It was the late '80s, my freshman or sophomore year in high school, when house exploded. While I grew up appreciating lots of different types of music (pop, classic rock, hip-hop, R & B, easy listening, classical, and on it goes), I didn't like this house stuff for several reasons:
1. I was on the tail end of my Beatles/Zeppelin phase.
2. It was also a clique/conformity thing: You see, I was a bougie. My family were like the Huxtables, okay? I was well-educated and "proper"-speaking and spent most of my life around white and Asian kids. I was also kind of Urkel-esque to boot. I didn't fit in with the "real black people." And as they were all into house, I had to be against it.
3. At our football games, the househeads would bring out a big-ass boom box on the sidelines and form a dance circle and start jackin' all over the place. At the time, I thought that was ghetto. It embarrassed me.
4. I couldn't dance. Since house is made for the express purpose of dancing, I didn't see the point.
5. Frankly -- especially when it came to the less melodic stuff -- I thought it sounded like jungle music.
Now eventually, in a couple years' time, I got into the house. I made more black friends. I got in with the clique a little more. I started learning some dance moves. Hey, this is fun! I came to be a househead too.
But back to Borders. After "The Music Got Me" goes off, I head into the store.

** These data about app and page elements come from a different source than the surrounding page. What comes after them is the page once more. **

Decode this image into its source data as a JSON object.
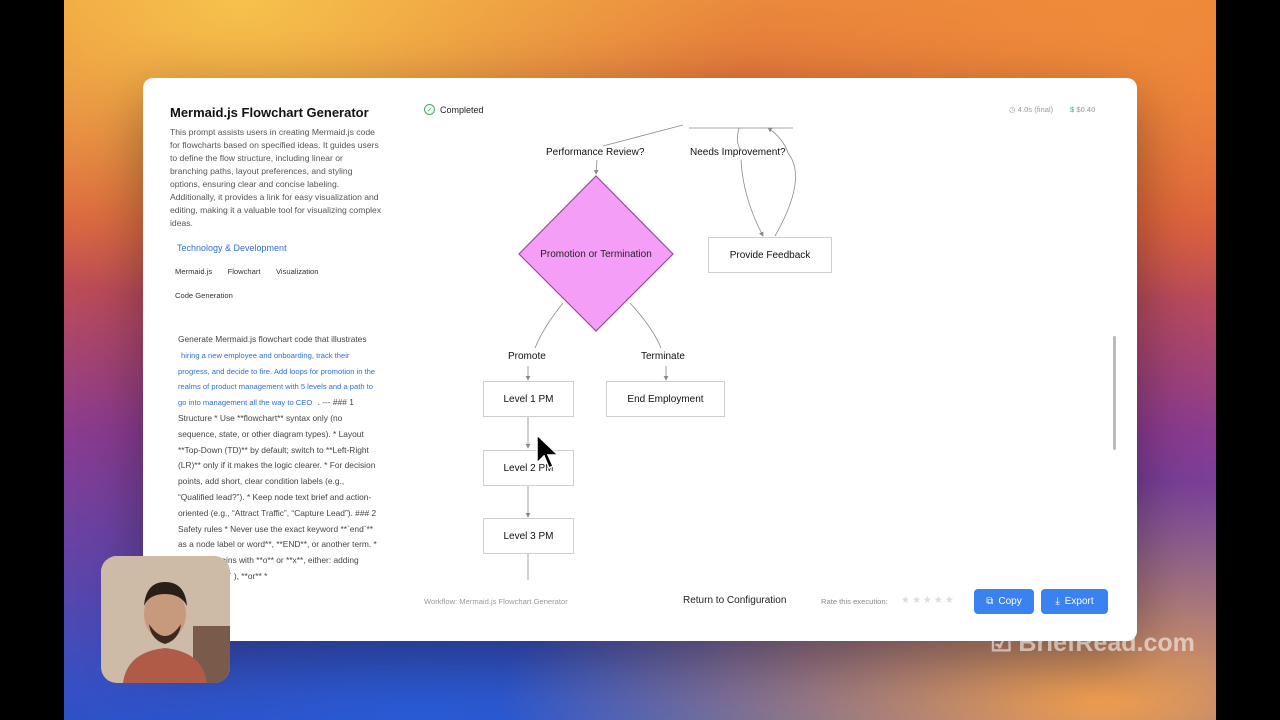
{
  "sidebar": {
    "title": "Mermaid.js Flowchart Generator",
    "description": "This prompt assists users in creating Mermaid.js code for flowcharts based on specified ideas. It guides users to define the flow structure, including linear or branching paths, layout preferences, and styling options, ensuring clear and concise labeling. Additionally, it provides a link for easy visualization and editing, making it a valuable tool for visualizing complex ideas.",
    "category": "Technology & Development",
    "tags": [
      "Mermaid.js",
      "Flowchart",
      "Visualization",
      "Code Generation"
    ],
    "prompt_start": "Generate Mermaid.js flowchart code that illustrates",
    "prompt_highlight": "hiring a new employee and onboarding, track their progress, and decide to fire. Add loops for promotion in the realms of product management with 5 levels and a path to go into management all the way to CEO",
    "prompt_rest": ". --- ### 1 Structure * Use **flowchart** syntax only (no sequence, state, or other diagram types). * Layout **Top-Down (TD)** by default; switch to **Left-Right (LR)** only if it makes the logic clearer. * For decision points, add short, clear condition labels (e.g., “Qualified lead?”). * Keep node text brief and action-oriented (e.g., “Attract Traffic”, “Capture Lead”). ### 2 Safety rules * Never use the exact keyword **`end`** as a node label or word**, **END**, or another term. * If a label begins with **o** or **x**, either: adding space (` oKPI` ), **or** *"
  },
  "status": {
    "label": "Completed",
    "time": "4.0s (final)",
    "cost": "$0.40"
  },
  "flowchart": {
    "nodes": {
      "decision": "Promotion or Termination",
      "provide_feedback": "Provide Feedback",
      "level1": "Level 1 PM",
      "level2": "Level 2 PM",
      "level3": "Level 3 PM",
      "end_employment": "End Employment"
    },
    "edge_labels": {
      "performance_review": "Performance Review?",
      "needs_improvement": "Needs Improvement?",
      "promote": "Promote",
      "terminate": "Terminate"
    },
    "colors": {
      "decision_fill": "#f49ef8",
      "decision_stroke": "#9a4aa0",
      "edge": "#8a8a8a"
    }
  },
  "footer": {
    "workflow": "Workflow: Mermaid.js Flowchart Generator",
    "return_label": "Return to Configuration",
    "rate_label": "Rate this execution:",
    "stars": "★★★★★",
    "copy_label": "Copy",
    "export_label": "Export"
  },
  "watermark": "BriefRead.com"
}
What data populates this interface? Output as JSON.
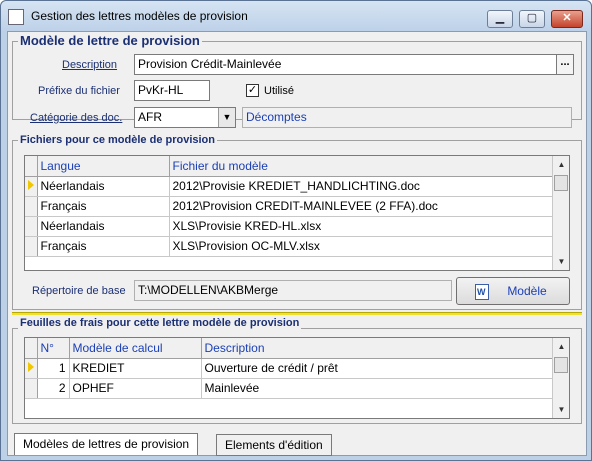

Lo and behold, there's a book on pop songwriting by one of the masters, Jimmy Webb. (Title: Tunesmith.) And in that book Webb quotes Dick Bradley on the black influence in rock music, and practices that served to create "the abandoning of the tradition of melody which had characterized earlier light and popular musics in Europe and America."
Bradley, sadly, is right to some extent. It's not that the African-American tradition didn't add lots of value to American music at the same time: where would we be without syncopated rhythm, without funk, without crunk, without call-and-response, without blues, without soul, without hip-hop, without house? But just as European music was in a way incomplete without the African input, music from the other extreme -- all rhythm, no melody or harmony -- is equally incomplete. And that's what we are approaching in pop, R&B and hip-hop today (save for those songs which sample the melodies composed by better musicians in a better age such as the '80s or '70s). It's time for notes to stage a return and share the stage with beats. Unfortunately, using notes intelligently and effectively isn't nearly as easy or cheap as making a drum loop on a computer.